[Start of section]

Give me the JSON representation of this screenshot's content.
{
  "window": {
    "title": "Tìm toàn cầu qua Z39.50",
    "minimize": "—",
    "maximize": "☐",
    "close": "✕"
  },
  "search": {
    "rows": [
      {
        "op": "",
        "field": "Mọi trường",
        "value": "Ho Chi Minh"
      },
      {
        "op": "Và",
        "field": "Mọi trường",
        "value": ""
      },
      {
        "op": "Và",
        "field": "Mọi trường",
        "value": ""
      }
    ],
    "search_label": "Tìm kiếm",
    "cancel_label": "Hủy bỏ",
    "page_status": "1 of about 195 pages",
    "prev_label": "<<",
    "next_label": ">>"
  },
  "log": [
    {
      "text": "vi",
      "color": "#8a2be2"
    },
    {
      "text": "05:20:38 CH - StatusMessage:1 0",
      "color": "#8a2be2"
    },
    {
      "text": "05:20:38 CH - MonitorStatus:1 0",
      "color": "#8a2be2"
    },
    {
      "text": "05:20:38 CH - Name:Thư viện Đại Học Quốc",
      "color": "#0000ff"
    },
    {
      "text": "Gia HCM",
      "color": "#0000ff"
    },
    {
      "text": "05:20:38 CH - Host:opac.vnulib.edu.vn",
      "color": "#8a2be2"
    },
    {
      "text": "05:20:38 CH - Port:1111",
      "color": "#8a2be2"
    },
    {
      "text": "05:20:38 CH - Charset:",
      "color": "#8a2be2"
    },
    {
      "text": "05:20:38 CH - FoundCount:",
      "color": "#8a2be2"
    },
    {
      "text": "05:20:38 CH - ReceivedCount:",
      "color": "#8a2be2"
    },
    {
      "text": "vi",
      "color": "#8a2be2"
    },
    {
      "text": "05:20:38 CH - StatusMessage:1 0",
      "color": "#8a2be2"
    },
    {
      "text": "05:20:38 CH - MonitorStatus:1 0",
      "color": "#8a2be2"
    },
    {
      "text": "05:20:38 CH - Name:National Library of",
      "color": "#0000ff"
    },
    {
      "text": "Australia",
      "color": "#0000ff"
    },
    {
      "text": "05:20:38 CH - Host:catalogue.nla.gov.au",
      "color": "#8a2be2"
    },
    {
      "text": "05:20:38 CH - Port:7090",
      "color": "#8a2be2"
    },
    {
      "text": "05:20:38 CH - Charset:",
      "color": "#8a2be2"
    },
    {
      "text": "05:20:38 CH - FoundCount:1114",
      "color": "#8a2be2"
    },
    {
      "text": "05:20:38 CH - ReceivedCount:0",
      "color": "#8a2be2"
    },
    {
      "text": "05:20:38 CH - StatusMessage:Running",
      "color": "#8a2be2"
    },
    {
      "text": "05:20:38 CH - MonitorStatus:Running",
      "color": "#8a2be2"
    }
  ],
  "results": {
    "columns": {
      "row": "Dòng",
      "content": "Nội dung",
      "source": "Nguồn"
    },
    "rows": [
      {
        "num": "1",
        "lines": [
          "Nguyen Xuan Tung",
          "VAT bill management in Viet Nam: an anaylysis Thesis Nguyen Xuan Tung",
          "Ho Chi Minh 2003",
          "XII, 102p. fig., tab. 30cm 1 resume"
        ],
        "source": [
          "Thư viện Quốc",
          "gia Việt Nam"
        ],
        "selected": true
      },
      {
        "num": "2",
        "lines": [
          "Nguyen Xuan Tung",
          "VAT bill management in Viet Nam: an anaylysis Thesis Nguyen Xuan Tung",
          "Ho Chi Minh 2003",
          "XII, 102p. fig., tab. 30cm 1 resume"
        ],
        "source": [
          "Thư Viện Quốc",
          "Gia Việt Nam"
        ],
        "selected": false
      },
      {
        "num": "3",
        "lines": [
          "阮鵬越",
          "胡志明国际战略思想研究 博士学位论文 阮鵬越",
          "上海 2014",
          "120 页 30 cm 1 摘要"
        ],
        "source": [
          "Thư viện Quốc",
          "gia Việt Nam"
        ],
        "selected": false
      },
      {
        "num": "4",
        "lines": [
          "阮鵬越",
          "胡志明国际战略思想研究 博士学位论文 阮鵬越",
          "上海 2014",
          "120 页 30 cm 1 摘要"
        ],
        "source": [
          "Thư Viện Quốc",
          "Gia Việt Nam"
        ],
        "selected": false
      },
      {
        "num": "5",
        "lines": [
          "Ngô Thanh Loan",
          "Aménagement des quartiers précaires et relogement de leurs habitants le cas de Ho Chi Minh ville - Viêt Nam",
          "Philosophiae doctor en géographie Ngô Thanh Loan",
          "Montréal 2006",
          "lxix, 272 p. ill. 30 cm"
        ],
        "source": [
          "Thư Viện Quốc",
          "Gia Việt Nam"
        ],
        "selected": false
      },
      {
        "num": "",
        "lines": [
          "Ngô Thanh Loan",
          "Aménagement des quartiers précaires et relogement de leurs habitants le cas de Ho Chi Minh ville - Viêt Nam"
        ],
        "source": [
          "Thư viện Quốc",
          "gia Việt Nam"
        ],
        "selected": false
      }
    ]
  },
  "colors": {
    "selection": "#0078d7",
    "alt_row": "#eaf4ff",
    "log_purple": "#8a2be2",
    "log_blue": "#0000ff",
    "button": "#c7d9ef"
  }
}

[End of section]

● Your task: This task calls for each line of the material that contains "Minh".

● Task solution:
        "value": "Ho Chi Minh"
          "Ho Chi Minh 2003",
          "Ho Chi Minh 2003",
          "Aménagement des quartiers précaires et relogement de leurs habitants le cas de Ho Chi Minh ville - Viêt Nam",
          "Aménagement des quartiers précaires et relogement de leurs habitants le cas de Ho Chi Minh ville - Viêt Nam"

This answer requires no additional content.